The simple company

A simple partnership is a contractual relationship between two or more persons (individuals or companies, including legal entities) to pursue a common goal with common efforts or means (art. 530 para. 1 CO), but without operating a business on a commercial basis.

Table of contents

How do you set up a simple company?

The société simple is not a legal entity, unlike the LLC or the LTD this means that any contract between the société simple and a third party entails the direct and joint liability of the various partners.

The simple partnership is the basic and subordinate form of company and gives way to all other forms of company and their rules under company law, provided that the conditions for these other forms of company are met (art. 530 para. 2 CO).

Setting up a simple partnership is a very straightforward process. All that is needed is for the founders to agree to pursue a goal together with common efforts or means.

There are generally no formalities to be complied with and, although strongly recommended, a written agreement between the partners is not necessary. The simple partnership cannot be registered in the commercial register and cannot sign under a legal name.

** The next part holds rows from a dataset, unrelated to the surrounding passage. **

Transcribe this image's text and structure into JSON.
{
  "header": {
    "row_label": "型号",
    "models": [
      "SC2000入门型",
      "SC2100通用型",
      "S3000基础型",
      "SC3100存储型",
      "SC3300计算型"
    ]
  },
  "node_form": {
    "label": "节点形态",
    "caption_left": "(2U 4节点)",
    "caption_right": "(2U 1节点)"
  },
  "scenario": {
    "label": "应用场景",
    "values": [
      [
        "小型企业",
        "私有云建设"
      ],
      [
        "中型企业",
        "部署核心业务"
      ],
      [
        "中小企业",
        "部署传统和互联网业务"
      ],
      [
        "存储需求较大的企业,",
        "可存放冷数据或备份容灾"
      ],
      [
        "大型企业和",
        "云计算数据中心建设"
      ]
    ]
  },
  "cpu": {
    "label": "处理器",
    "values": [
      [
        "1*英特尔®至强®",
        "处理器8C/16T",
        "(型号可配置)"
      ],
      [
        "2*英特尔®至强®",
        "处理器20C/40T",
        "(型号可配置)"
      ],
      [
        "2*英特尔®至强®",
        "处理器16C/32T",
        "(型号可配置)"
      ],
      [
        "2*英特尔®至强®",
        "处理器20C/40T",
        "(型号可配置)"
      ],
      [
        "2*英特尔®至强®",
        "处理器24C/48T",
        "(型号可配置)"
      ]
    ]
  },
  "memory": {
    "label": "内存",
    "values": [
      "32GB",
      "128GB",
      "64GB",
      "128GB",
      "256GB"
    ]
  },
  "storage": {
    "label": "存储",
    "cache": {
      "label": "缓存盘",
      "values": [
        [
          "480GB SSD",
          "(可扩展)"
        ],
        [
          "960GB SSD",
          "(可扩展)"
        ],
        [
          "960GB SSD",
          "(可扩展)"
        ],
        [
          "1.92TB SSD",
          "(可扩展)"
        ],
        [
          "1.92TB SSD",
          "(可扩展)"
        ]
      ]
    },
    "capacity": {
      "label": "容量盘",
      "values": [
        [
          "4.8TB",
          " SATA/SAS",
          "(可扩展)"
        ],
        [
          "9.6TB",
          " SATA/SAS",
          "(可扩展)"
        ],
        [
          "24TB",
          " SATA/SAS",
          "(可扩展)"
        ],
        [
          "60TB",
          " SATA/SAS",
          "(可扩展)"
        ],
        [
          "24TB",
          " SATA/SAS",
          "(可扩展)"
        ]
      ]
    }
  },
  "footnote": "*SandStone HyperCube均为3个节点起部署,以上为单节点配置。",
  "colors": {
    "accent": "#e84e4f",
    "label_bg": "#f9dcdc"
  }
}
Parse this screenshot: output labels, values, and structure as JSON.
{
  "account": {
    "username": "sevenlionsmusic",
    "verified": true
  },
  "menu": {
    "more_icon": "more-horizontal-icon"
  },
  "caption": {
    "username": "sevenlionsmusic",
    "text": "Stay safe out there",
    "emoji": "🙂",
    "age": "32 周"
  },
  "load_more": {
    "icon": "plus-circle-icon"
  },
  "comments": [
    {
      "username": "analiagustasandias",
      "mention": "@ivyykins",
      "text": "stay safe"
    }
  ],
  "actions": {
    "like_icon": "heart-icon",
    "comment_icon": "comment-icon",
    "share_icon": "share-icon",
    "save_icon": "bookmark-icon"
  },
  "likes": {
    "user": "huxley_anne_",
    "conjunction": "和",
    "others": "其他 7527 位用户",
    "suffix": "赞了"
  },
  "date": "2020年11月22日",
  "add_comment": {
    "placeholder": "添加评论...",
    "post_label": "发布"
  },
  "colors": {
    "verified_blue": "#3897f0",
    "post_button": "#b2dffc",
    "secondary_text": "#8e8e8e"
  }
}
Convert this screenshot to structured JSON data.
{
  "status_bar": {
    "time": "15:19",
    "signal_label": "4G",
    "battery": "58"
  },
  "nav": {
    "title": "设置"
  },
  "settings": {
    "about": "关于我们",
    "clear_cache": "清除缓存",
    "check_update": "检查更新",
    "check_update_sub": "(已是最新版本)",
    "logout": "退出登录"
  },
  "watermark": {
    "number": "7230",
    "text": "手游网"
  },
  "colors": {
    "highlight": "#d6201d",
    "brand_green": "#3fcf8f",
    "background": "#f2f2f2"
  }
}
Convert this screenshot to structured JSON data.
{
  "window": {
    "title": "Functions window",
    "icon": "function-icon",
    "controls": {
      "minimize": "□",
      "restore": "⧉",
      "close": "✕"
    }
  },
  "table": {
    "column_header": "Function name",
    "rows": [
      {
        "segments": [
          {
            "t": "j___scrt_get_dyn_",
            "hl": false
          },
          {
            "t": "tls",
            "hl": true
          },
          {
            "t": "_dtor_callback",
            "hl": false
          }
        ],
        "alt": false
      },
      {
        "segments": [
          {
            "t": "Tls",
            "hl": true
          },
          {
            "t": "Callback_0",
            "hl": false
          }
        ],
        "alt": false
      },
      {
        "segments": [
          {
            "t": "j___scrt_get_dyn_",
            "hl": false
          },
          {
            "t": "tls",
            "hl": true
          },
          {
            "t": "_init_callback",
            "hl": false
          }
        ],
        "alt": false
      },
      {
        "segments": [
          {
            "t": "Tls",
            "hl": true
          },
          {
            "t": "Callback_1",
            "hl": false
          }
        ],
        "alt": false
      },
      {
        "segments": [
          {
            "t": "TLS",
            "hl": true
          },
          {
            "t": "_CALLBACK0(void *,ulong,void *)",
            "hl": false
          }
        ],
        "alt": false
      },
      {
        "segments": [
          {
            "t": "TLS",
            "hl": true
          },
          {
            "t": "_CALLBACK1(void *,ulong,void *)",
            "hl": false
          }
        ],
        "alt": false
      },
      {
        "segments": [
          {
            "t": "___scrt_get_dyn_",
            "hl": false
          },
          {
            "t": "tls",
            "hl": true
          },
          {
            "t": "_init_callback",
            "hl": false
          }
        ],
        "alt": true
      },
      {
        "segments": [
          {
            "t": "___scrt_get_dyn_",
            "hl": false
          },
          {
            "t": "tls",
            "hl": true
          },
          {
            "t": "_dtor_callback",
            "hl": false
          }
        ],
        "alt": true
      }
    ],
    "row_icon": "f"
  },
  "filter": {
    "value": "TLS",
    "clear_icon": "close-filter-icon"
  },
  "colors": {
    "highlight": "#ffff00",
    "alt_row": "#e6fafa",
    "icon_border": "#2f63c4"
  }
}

Organisation of a simple partnership

The ordinary partnership may, to a large extent, be adapted by agreement to specific needs. If the shareholders do not opt for specific rules, the provisions of Art. 530 to 551 of the Swiss Code of Obligations apply. Some of these provisions are set out below.

Distribution of profits

The profits and losses of a simple partnership are divided equally between the partners, irrespective of the size and nature of their contributions (art. 532 CO).

If the partnership agreement provides only for the sharing of profits or losses, it applies to both (art. 533 para. 1 CO).

Decision-making

Resolutions must be passed unanimously (art. 534 para. 1 CO). However, the shareholders may include other provisions in the partnership agreement, with the exception of the appointment of a general representative, the admission of new shareholders and decisions that go beyond the scope of ordinary management.
All shareholders have the right to participate in the management and to act on behalf of the company, unless management has been delegated exclusively to third parties or to several shareholders (art. 535 para. 1 CO).

Shareholders are obliged to refrain from competing with the business of the ordinary partnership in a way that would defeat or compromise the purpose of the partnership (art. 536 CO).

Liability

A société simple cannot enter into contractual relationships with third parties, assume rights or liabilities, or own property.

The individual partners jointly own the assets of the company and are jointly and severally liable for any liability or claim arising from a partner or managing director acting on behalf of the company in the ordinary course of the company's business.

Dissolution

A simple partnership entered into for an indefinite term or for the life of a partner may be terminated by any partner giving six months' notice (art. 546 para. 1 CO). In addition, a simple partnership may be terminated for good cause with immediate effect. Such termination is only possible if the continuation of the company is absolutely unacceptable to a partner. Other possible grounds for dissolution of a simple partnership are as follows:

Common uses

In the business world, single companies are often used, for example, for joint ventures, consortia in the construction sector to manage large projects, or consortia of banks.

Shareholders who organise the exercise of voting rights and the management of a company by virtue of a shareholders' agreement are deemed to be simple companies, as are the founders of a company until such time as it is duly incorporated.